|U.S. Classification||166/379, 166/90.1, 417/435, 417/252, 417/53|
|International Classification||E21B43/18, F04D29/10, F04D29/42, F04D1/06, F04D13/06, E21B41/00|
|Cooperative Classification||F04D29/426, E21B43/18, F04D13/0606, F04D29/106, F04D1/06, E21B41/0057|
|European Classification||F04D13/06B, F04D29/42P, F04D1/06, E21B43/18, F04D29/10P, E21B41/00M2|
|Jul 2, 2001||AS||Assignment|
Owner name: WEATHERFORD/LAMB, INC., TEXAS

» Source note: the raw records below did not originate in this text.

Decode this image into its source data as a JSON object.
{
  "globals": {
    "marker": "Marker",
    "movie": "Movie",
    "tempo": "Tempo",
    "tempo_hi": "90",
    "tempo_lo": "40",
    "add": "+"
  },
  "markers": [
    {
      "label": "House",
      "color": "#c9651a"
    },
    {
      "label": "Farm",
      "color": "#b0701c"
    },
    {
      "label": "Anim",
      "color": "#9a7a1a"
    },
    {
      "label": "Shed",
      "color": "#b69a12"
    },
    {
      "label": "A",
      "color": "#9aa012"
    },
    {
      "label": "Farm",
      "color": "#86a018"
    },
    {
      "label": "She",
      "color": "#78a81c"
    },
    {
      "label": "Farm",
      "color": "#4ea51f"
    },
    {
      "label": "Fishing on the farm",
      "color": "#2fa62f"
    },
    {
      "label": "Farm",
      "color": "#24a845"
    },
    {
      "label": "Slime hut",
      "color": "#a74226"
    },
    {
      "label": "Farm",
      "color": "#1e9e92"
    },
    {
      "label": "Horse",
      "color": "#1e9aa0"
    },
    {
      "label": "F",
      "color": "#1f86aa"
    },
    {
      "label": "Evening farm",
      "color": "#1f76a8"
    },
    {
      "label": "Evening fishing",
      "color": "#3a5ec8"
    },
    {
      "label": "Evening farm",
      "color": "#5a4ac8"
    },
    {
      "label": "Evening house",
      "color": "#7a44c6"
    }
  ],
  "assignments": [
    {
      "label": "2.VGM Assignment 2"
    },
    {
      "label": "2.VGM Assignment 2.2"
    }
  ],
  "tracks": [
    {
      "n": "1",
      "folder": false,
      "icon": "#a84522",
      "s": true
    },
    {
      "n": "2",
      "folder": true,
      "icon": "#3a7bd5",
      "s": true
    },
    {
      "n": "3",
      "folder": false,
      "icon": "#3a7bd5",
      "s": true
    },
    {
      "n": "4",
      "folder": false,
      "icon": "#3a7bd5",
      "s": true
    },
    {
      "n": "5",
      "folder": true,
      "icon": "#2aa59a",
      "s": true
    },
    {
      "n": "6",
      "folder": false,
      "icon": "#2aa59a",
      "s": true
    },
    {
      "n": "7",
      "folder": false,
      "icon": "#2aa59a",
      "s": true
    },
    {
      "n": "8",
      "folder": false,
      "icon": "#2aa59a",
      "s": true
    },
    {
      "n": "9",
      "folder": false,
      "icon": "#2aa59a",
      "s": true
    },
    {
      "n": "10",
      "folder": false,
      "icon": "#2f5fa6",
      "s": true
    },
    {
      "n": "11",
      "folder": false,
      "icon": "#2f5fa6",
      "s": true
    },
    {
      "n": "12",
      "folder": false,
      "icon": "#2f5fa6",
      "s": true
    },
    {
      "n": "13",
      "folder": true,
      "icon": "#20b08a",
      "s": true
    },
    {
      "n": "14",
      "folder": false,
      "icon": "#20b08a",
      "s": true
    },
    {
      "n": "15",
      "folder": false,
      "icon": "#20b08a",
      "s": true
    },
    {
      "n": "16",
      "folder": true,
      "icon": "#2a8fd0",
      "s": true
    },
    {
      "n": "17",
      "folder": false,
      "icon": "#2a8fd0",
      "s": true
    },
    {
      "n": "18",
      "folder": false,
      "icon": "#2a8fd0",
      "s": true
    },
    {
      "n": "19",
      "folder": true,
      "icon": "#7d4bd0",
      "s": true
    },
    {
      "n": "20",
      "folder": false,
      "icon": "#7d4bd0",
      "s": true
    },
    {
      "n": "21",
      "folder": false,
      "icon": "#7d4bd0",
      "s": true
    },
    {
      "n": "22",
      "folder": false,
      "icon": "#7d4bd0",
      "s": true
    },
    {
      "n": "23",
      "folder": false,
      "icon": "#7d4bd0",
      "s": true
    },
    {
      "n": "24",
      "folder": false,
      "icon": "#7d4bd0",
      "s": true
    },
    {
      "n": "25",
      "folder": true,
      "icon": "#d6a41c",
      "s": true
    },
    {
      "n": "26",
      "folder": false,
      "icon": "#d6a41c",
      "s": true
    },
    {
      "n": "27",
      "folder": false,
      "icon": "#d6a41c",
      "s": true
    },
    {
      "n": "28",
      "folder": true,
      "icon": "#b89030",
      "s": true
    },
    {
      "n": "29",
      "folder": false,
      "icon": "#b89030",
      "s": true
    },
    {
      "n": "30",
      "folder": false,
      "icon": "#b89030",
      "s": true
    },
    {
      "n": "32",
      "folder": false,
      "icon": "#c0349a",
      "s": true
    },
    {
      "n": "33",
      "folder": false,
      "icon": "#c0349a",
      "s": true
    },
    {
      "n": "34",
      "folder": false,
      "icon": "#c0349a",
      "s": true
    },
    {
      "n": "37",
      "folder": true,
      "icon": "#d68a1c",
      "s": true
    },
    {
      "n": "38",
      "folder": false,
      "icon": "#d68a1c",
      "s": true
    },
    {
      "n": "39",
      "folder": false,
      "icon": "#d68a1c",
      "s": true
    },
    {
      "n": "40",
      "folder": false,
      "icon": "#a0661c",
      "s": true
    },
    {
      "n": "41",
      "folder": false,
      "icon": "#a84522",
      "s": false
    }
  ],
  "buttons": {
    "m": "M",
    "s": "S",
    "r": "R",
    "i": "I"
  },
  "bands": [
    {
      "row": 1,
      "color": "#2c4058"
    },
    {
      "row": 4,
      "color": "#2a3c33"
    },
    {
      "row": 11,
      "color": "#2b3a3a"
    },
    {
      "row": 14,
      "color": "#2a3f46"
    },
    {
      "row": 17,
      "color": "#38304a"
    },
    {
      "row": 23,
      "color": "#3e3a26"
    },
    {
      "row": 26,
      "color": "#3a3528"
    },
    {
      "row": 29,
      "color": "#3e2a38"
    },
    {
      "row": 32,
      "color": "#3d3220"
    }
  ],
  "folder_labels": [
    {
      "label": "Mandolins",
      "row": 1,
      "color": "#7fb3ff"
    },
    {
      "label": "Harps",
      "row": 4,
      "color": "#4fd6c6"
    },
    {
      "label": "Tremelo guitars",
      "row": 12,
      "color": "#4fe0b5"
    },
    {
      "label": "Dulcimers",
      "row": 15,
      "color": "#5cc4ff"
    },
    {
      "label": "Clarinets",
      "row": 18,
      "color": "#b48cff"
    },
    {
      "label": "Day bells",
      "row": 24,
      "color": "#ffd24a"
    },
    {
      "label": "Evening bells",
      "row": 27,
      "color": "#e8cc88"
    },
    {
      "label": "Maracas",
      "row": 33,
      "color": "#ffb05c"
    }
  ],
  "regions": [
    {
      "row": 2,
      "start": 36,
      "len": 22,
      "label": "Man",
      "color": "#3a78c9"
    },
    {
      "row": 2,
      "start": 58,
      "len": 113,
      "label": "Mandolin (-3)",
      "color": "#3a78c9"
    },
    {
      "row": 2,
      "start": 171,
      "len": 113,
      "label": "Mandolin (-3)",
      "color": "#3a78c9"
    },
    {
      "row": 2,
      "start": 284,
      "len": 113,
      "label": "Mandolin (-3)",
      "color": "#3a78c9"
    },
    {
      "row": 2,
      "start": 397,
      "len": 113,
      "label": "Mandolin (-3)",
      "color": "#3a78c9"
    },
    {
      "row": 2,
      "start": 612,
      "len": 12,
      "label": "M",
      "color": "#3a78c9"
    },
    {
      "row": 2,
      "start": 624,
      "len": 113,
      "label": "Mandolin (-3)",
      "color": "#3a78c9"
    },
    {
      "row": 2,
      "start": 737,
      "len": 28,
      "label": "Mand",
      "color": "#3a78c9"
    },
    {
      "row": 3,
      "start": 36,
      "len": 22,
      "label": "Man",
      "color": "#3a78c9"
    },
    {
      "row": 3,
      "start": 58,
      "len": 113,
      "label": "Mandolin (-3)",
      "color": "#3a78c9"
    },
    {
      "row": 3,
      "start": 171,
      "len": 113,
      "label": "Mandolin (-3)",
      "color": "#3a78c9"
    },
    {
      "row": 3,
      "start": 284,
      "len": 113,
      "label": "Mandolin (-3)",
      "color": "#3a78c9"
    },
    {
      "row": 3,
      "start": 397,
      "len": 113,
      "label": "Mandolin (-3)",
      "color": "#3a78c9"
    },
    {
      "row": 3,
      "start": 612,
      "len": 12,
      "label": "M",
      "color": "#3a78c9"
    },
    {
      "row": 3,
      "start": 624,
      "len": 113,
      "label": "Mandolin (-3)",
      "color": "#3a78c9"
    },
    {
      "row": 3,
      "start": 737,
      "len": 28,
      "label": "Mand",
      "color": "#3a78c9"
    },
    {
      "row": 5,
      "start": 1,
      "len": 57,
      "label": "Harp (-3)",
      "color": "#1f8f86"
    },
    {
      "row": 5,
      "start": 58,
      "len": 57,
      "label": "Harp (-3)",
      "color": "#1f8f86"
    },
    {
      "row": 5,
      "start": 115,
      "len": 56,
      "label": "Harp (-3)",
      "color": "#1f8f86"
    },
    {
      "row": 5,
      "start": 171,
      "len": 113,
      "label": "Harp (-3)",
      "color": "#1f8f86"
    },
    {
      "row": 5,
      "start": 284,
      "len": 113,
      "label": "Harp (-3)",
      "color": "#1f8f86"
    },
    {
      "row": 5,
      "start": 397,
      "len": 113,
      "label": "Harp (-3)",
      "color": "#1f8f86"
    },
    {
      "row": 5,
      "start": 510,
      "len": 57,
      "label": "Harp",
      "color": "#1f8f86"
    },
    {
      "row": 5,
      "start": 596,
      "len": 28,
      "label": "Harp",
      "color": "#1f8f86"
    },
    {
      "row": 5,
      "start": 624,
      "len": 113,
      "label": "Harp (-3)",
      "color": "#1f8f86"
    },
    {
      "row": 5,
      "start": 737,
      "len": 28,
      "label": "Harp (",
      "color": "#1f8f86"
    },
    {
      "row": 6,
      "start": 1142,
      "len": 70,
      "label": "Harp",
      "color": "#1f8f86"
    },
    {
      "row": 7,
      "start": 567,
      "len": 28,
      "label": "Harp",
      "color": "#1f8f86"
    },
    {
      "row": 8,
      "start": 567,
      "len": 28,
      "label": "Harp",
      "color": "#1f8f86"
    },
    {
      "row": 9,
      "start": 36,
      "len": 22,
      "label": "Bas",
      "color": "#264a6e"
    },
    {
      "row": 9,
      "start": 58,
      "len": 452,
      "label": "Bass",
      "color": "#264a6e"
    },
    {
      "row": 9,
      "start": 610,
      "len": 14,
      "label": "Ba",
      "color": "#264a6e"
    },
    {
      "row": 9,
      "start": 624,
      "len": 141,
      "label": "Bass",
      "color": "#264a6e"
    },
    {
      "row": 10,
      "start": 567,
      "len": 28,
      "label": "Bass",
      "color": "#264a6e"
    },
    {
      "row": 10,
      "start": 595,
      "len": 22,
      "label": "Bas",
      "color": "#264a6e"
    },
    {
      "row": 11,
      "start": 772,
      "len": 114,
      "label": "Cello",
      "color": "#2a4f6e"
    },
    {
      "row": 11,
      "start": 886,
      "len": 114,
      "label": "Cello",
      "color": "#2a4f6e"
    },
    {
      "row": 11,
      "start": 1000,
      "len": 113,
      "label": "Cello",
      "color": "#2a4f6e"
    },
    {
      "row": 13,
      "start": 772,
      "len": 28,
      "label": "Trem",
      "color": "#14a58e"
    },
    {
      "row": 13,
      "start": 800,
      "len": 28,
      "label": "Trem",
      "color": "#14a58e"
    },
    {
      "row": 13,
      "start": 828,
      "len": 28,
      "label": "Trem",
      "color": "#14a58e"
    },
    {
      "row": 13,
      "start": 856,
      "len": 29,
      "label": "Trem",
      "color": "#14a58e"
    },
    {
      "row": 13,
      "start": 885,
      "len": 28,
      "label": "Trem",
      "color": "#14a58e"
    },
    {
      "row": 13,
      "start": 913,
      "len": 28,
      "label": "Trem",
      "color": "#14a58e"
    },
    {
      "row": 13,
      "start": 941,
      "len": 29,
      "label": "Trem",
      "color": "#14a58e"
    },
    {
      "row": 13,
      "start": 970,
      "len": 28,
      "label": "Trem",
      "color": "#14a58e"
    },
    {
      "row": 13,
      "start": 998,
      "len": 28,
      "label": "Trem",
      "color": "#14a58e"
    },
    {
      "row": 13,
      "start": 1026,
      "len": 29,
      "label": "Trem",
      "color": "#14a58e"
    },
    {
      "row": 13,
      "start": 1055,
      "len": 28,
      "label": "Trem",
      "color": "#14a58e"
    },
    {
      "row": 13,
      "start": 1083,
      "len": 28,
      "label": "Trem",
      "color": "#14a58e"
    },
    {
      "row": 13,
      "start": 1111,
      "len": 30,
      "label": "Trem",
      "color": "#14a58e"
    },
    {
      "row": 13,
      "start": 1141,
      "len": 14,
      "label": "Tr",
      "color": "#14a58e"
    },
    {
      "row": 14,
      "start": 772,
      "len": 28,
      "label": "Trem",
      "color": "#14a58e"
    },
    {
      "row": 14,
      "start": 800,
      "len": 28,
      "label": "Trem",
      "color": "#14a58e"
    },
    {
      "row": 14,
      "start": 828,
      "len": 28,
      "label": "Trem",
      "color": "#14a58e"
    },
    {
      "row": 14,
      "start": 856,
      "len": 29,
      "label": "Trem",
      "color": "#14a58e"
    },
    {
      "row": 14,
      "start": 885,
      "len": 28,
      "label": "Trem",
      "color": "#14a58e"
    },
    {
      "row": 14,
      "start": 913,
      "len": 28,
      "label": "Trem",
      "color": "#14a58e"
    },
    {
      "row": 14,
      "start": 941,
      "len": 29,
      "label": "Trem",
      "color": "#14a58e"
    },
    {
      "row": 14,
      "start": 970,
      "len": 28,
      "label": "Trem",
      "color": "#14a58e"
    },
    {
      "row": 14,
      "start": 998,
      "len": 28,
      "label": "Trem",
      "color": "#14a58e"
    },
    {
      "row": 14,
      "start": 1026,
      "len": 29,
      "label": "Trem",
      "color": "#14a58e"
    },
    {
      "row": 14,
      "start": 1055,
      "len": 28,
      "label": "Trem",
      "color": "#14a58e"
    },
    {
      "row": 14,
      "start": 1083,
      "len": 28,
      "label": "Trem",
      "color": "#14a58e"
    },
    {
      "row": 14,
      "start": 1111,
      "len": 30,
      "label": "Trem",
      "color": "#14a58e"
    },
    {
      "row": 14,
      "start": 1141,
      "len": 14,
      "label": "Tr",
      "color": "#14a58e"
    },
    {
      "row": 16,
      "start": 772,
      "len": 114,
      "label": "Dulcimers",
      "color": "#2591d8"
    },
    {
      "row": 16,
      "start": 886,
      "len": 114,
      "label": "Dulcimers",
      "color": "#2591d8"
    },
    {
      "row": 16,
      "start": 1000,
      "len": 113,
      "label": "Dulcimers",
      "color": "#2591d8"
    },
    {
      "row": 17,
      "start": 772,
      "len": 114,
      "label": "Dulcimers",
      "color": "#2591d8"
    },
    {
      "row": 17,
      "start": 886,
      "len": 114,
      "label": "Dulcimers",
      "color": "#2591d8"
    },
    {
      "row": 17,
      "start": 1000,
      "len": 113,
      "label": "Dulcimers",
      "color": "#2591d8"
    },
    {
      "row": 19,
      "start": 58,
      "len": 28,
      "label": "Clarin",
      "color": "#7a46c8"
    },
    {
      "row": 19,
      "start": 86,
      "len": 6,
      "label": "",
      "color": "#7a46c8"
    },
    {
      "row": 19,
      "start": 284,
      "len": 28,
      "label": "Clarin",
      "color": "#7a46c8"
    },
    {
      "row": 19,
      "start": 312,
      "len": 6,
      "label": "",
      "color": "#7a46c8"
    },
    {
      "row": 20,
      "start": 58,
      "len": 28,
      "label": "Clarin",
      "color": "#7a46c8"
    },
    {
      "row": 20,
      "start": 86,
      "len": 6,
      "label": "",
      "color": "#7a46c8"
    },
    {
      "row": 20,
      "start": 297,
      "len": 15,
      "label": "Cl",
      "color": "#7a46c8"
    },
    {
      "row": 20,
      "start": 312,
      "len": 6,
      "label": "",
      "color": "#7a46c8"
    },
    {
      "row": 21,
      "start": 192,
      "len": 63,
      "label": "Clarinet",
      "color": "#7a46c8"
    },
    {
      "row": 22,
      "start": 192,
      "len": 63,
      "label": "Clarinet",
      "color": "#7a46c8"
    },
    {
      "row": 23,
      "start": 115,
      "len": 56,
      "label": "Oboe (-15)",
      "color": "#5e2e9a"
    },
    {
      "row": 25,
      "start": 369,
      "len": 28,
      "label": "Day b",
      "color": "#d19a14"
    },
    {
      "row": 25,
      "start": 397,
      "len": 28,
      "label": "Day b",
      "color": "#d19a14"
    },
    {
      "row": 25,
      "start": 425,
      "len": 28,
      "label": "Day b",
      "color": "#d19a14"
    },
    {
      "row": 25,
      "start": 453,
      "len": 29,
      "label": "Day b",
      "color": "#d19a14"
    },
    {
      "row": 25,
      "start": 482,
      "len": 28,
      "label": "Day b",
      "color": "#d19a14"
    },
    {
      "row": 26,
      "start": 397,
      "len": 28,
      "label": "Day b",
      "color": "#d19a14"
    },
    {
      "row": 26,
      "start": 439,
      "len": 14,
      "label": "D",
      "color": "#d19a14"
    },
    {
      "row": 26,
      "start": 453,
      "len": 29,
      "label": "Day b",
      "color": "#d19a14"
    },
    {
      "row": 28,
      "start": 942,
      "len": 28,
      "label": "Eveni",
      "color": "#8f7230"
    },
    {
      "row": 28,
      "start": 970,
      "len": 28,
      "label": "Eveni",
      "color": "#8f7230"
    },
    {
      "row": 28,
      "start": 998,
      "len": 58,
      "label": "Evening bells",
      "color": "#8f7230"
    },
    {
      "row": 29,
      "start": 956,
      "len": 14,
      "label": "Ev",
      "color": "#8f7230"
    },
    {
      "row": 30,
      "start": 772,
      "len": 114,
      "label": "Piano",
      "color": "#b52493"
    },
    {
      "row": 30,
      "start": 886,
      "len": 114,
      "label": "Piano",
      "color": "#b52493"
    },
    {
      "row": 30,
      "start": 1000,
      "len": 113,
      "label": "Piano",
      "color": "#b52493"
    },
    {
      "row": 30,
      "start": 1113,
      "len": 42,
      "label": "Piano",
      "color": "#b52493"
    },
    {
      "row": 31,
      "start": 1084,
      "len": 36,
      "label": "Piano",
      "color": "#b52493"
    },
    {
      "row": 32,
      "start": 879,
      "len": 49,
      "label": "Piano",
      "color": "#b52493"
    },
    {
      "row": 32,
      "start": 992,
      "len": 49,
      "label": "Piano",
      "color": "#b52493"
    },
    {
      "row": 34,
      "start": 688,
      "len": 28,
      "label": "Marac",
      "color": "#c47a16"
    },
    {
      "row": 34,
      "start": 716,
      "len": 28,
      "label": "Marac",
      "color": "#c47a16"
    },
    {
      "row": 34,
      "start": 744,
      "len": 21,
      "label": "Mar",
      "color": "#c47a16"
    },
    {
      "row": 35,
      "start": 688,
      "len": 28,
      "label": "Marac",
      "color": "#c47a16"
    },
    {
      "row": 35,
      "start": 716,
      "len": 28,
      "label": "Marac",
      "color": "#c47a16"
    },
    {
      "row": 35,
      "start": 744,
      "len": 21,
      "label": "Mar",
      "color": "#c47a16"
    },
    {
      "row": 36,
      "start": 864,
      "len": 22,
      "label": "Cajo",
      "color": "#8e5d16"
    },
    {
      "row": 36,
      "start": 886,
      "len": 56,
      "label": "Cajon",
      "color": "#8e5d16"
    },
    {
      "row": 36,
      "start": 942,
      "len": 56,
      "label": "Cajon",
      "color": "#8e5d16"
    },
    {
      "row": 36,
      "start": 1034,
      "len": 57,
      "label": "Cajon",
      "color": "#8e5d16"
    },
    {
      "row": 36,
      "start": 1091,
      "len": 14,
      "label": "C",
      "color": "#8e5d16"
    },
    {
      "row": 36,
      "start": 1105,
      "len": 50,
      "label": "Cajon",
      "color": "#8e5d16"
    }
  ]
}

Free format text: ASSIGNMENT OF ASSIGNORS INTEREST;ASSIGNORS:GRUBB, WILLIAM A.;DELONG, ROBERT;REEL/FRAME:011969/0227;SIGNING DATES FROM 20010620 TO 20010621
|Feb 1, 2008||FPAY||Fee payment|
Year of fee payment: 4
|Mar 25, 2011||AS||Assignment|
Owner name: OILFIELD EQUIPMENT DEVELOPMENT CENTER LIMITED, SEY
Free format text: ASSIGNMENT OF ASSIGNORS INTEREST;ASSIGNORS:WEATHERFORD/LAMB, INC.;WEATHERFORD ARTIFICIAL LIFT SYSTEMS, INC.;REEL/FRAME:026021/0352
Effective date: 20080104
|Jan 25, 2012||FPAY||Fee payment|
Year of fee payment: 8
|Feb 10, 2016||FPAY||Fee payment|
Year of fee payment: 12